Debra A. Potts, RN, MSN, CPEN, Nurse Manager A vibrating device, used with a cold pack, relieves a child’s pain while emergency department caregivers insert an intravenous (IV) catheter, equally as well as the currently used anesthetic, topical lidocaine. The device can be used quickly, unlike lidocaine, which requires 30 minutes to fully take effect.
Researchers from Children’s Hospital of Philadelphia (CHOP) who conducted the study recommend follow-up investigations to further evaluate the device. The study appeared online ahead of the printed version in the journal Pediatric Emergency Care.
“This is the first study to compare a vibrating cold device to topical lidocaine in reducing the pain and distress experienced by children during IV insertion,” said study leader Debra A. Potts, RN, MSN, CPEN, Nurse Manager in the Emergency Medicine Department at CHOP. “This is important because hospitalized children experience IV insertion as a very painful and stressful event, and they can have post-traumatic stress symptoms if their pain is not adequately controlled.”
The study team compared results in 251 children, four to 18 years old, treated at the CHOP Emergency Department. All the patients were accompanied by a parent or guardian; none was in severe trauma but all required an IV. The researchers randomized the patients into two groups, one receiving topical lidocaine, the other receiving the vibrating cold device (VCD). The VCD was battery-powered and reusable.
Based on the children’s self-reports of pain and anxiety, there were no significant differences between the VCD group and the lidocaine group. Caregivers and nurses also expressed high levels of satisfaction with both methods of pain control during IV insertion.
Potts added that the shorter time of onset for the VCD compared to that of lidocaine could be a distinct advantage in a busy emergency department setting. “We anticipate that using this device would enable nurses to insert an IV with little pain for the child at least 30 minutes sooner than using topical lidocaine.”
However, she added that follow-up studies with larger numbers of patients need to be carried out to further evaluate the device.
The Stefan Maar Memorial Fund and the Center for Pediatric Nursing Research and Evidence-Based Practice supported this study.

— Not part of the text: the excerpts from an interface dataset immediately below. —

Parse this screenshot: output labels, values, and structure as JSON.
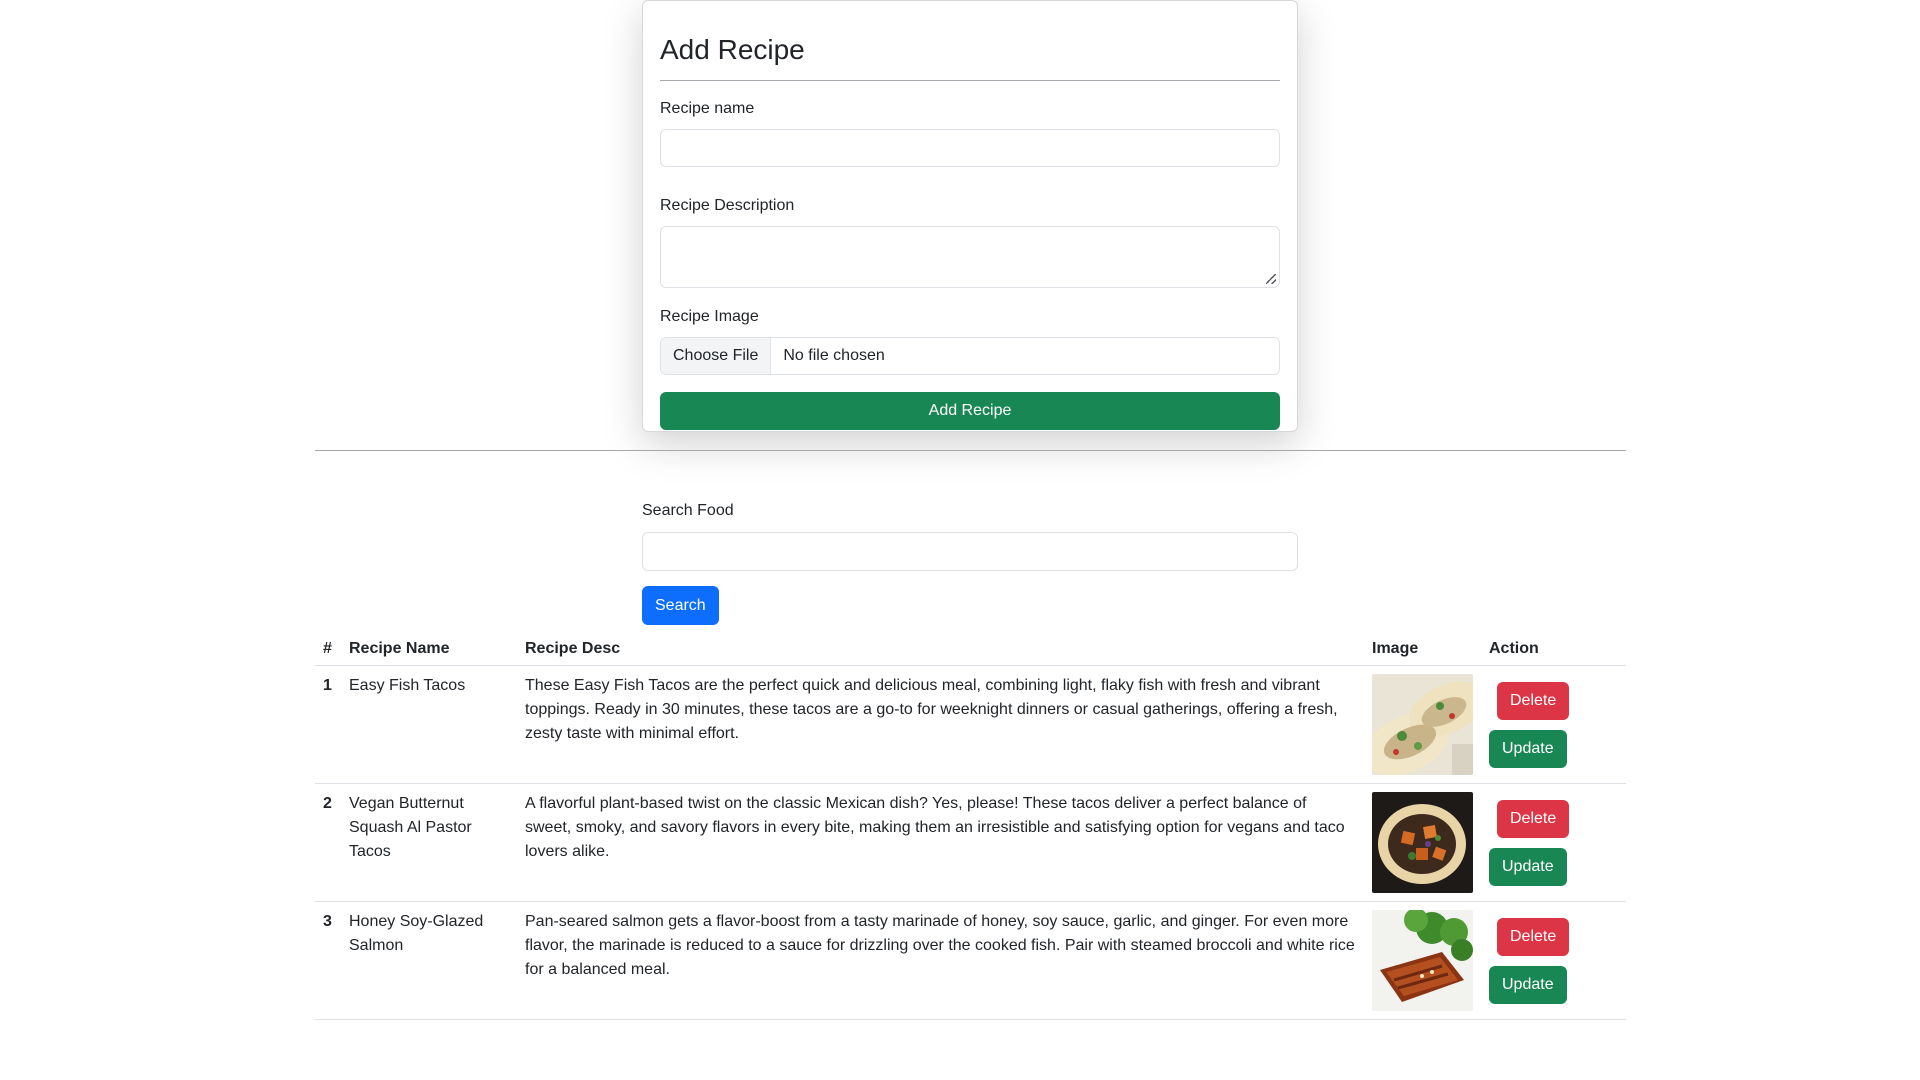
{
  "form": {
    "title": "Add Recipe",
    "name_label": "Recipe name",
    "name_value": "",
    "desc_label": "Recipe Description",
    "desc_value": "",
    "image_label": "Recipe Image",
    "file_button": "Choose File",
    "file_status": "No file chosen",
    "submit_label": "Add Recipe"
  },
  "search": {
    "label": "Search Food",
    "value": "",
    "button": "Search"
  },
  "table": {
    "headers": [
      "#",
      "Recipe Name",
      "Recipe Desc",
      "Image",
      "Action"
    ],
    "rows": [
      {
        "num": "1",
        "name": "Easy Fish Tacos",
        "desc": "These Easy Fish Tacos are the perfect quick and delicious meal, combining light, flaky fish with fresh and vibrant toppings. Ready in 30 minutes, these tacos are a go-to for weeknight dinners or casual gatherings, offering a fresh, zesty taste with minimal effort.",
        "image": "fish-tacos-photo",
        "delete": "Delete",
        "update": "Update"
      },
      {
        "num": "2",
        "name": "Vegan Butternut Squash Al Pastor Tacos",
        "desc": "A flavorful plant-based twist on the classic Mexican dish? Yes, please! These tacos deliver a perfect balance of sweet, smoky, and savory flavors in every bite, making them an irresistible and satisfying option for vegans and taco lovers alike.",
        "image": "squash-tacos-photo",
        "delete": "Delete",
        "update": "Update"
      },
      {
        "num": "3",
        "name": "Honey Soy-Glazed Salmon",
        "desc": "Pan-seared salmon gets a flavor-boost from a tasty marinade of honey, soy sauce, garlic, and ginger. For even more flavor, the marinade is reduced to a sauce for drizzling over the cooked fish. Pair with steamed broccoli and white rice for a balanced meal.",
        "image": "salmon-photo",
        "delete": "Delete",
        "update": "Update"
      }
    ]
  },
  "colors": {
    "primary": "#0d6efd",
    "success": "#198754",
    "danger": "#dc3545"
  }
}
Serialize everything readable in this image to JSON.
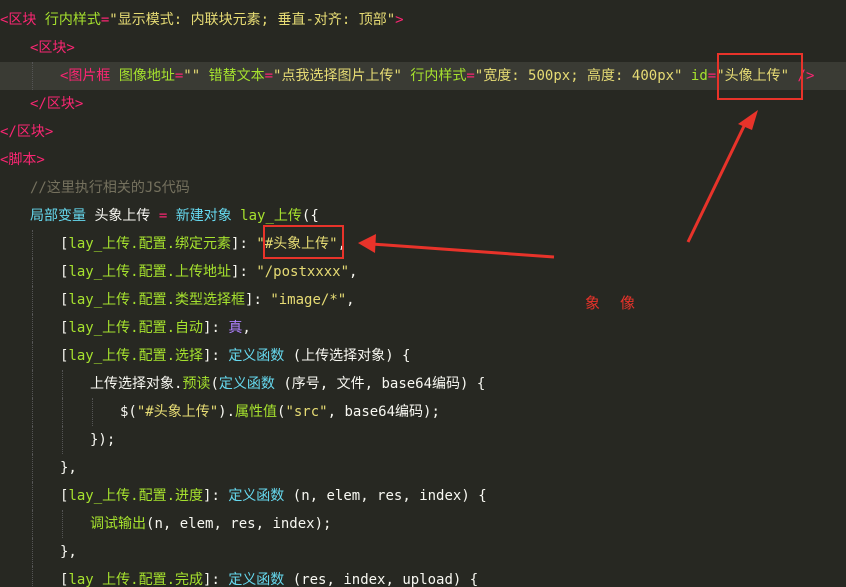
{
  "lines": [
    {
      "indent": 0,
      "tokens": [
        [
          "tag",
          "<区块 "
        ],
        [
          "attr",
          "行内样式"
        ],
        [
          "op",
          "="
        ],
        [
          "str",
          "\"显示模式: 内联块元素; 垂直-对齐: 顶部\""
        ],
        [
          "tag",
          ">"
        ]
      ]
    },
    {
      "indent": 1,
      "tokens": [
        [
          "tag",
          "<区块>"
        ]
      ]
    },
    {
      "indent": 2,
      "active": true,
      "tokens": [
        [
          "tag",
          "<图片框 "
        ],
        [
          "attr",
          "图像地址"
        ],
        [
          "op",
          "="
        ],
        [
          "str",
          "\"\" "
        ],
        [
          "attr",
          "错替文本"
        ],
        [
          "op",
          "="
        ],
        [
          "str",
          "\"点我选择图片上传\" "
        ],
        [
          "attr",
          "行内样式"
        ],
        [
          "op",
          "="
        ],
        [
          "str",
          "\"宽度: 500px; 高度: 400px\" "
        ],
        [
          "attr",
          "id"
        ],
        [
          "op",
          "="
        ],
        [
          "str",
          "\"头像上传\""
        ],
        [
          "plain",
          " "
        ],
        [
          "tag",
          "/>"
        ]
      ]
    },
    {
      "indent": 1,
      "tokens": [
        [
          "tag",
          "</区块>"
        ]
      ]
    },
    {
      "indent": 0,
      "tokens": [
        [
          "tag",
          "</区块>"
        ]
      ]
    },
    {
      "indent": 0,
      "tokens": [
        [
          "tag",
          "<脚本>"
        ]
      ]
    },
    {
      "indent": 1,
      "tokens": [
        [
          "comment",
          "//这里执行相关的JS代码"
        ]
      ]
    },
    {
      "indent": 1,
      "tokens": [
        [
          "fn",
          "局部变量 "
        ],
        [
          "plain",
          "头象上传 "
        ],
        [
          "op",
          "= "
        ],
        [
          "fn",
          "新建对象 "
        ],
        [
          "var",
          "lay_上传"
        ],
        [
          "punct",
          "({"
        ]
      ]
    },
    {
      "indent": 2,
      "tokens": [
        [
          "punct",
          "["
        ],
        [
          "var",
          "lay_上传.配置.绑定元素"
        ],
        [
          "punct",
          "]: "
        ],
        [
          "str",
          "\"#头象上传\""
        ],
        [
          "punct",
          ","
        ]
      ]
    },
    {
      "indent": 2,
      "tokens": [
        [
          "punct",
          "["
        ],
        [
          "var",
          "lay_上传.配置.上传地址"
        ],
        [
          "punct",
          "]: "
        ],
        [
          "str",
          "\"/postxxxx\""
        ],
        [
          "punct",
          ","
        ]
      ]
    },
    {
      "indent": 2,
      "tokens": [
        [
          "punct",
          "["
        ],
        [
          "var",
          "lay_上传.配置.类型选择框"
        ],
        [
          "punct",
          "]: "
        ],
        [
          "str",
          "\"image/*\""
        ],
        [
          "punct",
          ","
        ]
      ]
    },
    {
      "indent": 2,
      "tokens": [
        [
          "punct",
          "["
        ],
        [
          "var",
          "lay_上传.配置.自动"
        ],
        [
          "punct",
          "]: "
        ],
        [
          "bool",
          "真"
        ],
        [
          "punct",
          ","
        ]
      ]
    },
    {
      "indent": 2,
      "tokens": [
        [
          "punct",
          "["
        ],
        [
          "var",
          "lay_上传.配置.选择"
        ],
        [
          "punct",
          "]: "
        ],
        [
          "fn",
          "定义函数 "
        ],
        [
          "punct",
          "("
        ],
        [
          "plain",
          "上传选择对象"
        ],
        [
          "punct",
          ") {"
        ]
      ]
    },
    {
      "indent": 3,
      "tokens": [
        [
          "plain",
          "上传选择对象."
        ],
        [
          "var",
          "预读"
        ],
        [
          "punct",
          "("
        ],
        [
          "fn",
          "定义函数 "
        ],
        [
          "punct",
          "("
        ],
        [
          "plain",
          "序号, 文件, base64编码"
        ],
        [
          "punct",
          ") {"
        ]
      ]
    },
    {
      "indent": 4,
      "tokens": [
        [
          "plain",
          "$("
        ],
        [
          "str",
          "\"#头象上传\""
        ],
        [
          "plain",
          ")."
        ],
        [
          "var",
          "属性值"
        ],
        [
          "punct",
          "("
        ],
        [
          "str",
          "\"src\""
        ],
        [
          "punct",
          ", "
        ],
        [
          "plain",
          "base64编码"
        ],
        [
          "punct",
          ");"
        ]
      ]
    },
    {
      "indent": 3,
      "tokens": [
        [
          "punct",
          "});"
        ]
      ]
    },
    {
      "indent": 2,
      "tokens": [
        [
          "punct",
          "},"
        ]
      ]
    },
    {
      "indent": 2,
      "tokens": [
        [
          "punct",
          "["
        ],
        [
          "var",
          "lay_上传.配置.进度"
        ],
        [
          "punct",
          "]: "
        ],
        [
          "fn",
          "定义函数 "
        ],
        [
          "punct",
          "("
        ],
        [
          "plain",
          "n, elem, res, index"
        ],
        [
          "punct",
          ") {"
        ]
      ]
    },
    {
      "indent": 3,
      "tokens": [
        [
          "var",
          "调试输出"
        ],
        [
          "punct",
          "("
        ],
        [
          "plain",
          "n, elem, res, index"
        ],
        [
          "punct",
          ");"
        ]
      ]
    },
    {
      "indent": 2,
      "tokens": [
        [
          "punct",
          "},"
        ]
      ]
    },
    {
      "indent": 2,
      "tokens": [
        [
          "punct",
          "["
        ],
        [
          "var",
          "lay_上传.配置.完成"
        ],
        [
          "punct",
          "]: "
        ],
        [
          "fn",
          "定义函数 "
        ],
        [
          "punct",
          "("
        ],
        [
          "plain",
          "res, index, upload"
        ],
        [
          "punct",
          ") {"
        ]
      ]
    }
  ],
  "annotation": {
    "text": "象像"
  },
  "colors": {
    "highlight": "#e8332a",
    "background": "#272822"
  }
}
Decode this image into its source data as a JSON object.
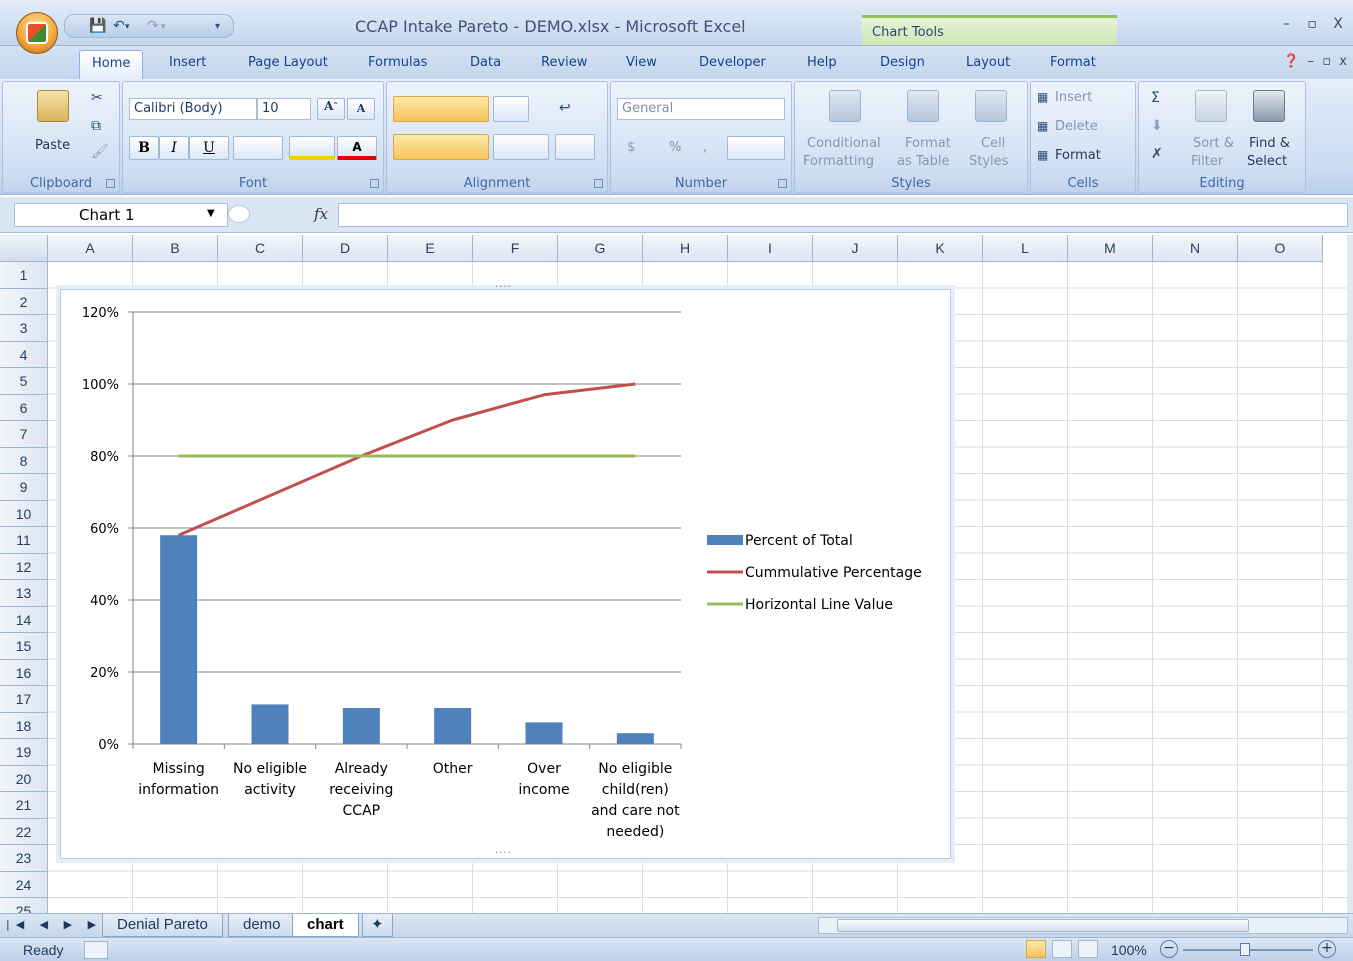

Debra Ann Potts et al, “A Vibrating Cold Device to Reduce Pain in the Pediatric Emergency Department: A Randomized Clinical Trial,” Pediatric Emergency Care. 10.1097/PEC.0000000000001041
Contact: Joey McCool Ryan, The Children’s Hospital of Philadelphia, (267) 258-6735 or email@example.com